Having some gaps in her career to raise her 5 children, she commenced working in Haematology at University Hospital of Wales, Cardiff in 2009. There she was seconded into the role of Sickle cell and Thalassaemia nurse specialist for 6 months in 2015 and then returned to take on the role full time in 2017, insisting that the role evolved into an acute role to address the problems being faced by patients in the hospital setting.
Now working as part of a growing team funded by WHSCC, which will include youth worker, physiotherapist, and psychologist she will be over seeing the care of patients around South &West Wales.
She has been a member of the committee of UK Forum of Haemoglobinopathy disorders since 2019. Also assisted on the panel at Haemoglobinopathy peer review visits.

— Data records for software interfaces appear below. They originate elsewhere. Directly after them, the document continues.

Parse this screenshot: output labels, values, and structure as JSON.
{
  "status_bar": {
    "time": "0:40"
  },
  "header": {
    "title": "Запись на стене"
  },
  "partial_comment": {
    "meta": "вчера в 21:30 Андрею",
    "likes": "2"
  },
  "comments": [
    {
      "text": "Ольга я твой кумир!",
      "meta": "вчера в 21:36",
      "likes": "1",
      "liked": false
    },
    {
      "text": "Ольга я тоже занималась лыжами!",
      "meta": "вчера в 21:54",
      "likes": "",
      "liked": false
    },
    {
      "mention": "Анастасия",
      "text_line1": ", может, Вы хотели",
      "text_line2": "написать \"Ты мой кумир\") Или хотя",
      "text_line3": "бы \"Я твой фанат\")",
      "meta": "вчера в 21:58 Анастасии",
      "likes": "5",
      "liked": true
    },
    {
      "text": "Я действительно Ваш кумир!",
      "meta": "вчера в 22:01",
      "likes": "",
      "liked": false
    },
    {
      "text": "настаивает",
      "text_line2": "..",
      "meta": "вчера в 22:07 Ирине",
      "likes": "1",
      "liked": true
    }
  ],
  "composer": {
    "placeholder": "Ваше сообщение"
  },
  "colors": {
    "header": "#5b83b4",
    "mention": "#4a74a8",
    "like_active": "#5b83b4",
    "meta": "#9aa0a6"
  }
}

Since commencing her role in the service she has raised over £1000 for the Sickle Cell Society by completing a sponsored cycle around Cuba, and money for UK Thalassaemia Society by organising a “Drag Queen” night with one of the Thalassaemia patients performing. Also completed small fund raising events to fund the annual study days which are attended by secondary and primary care staff, plus the local patient’s support group.
Living with a rare genetic condition herself, Roanna Maharaj is a seasoned patient advocate who believes the patient’s voice needs to be included throughout the continuum of care from preventative medicine to potentially curative therapies. She is passionate about addressing the health inequities facing her community and believes in supporting health care professionals to provide consistent and quality care throughout the United Kingdom.
Roanna is a trustee of the UK Thalassaemia Society who leads on Public Health, Projects, and Patient Advocacy. She represents the UKTS and supports on National Haemoglobinopathy Panel, Clinical Reference Group (CRG) for haemoglobinopathies, UK Forum for Haemoglobin Disorders, Haemoglobinopathy Peer Review Steering Committee, Sickle Cell and Thalassaemia Screening Programme, National Institute for Care Excellence, Infected Blood Inquiry amongst others.
She holds a Bachelor of Science with honours in Psychology and a Master of Science with distinction in Health Psychology and is currently undertaking a PhD and doctoral training in Health Psychology.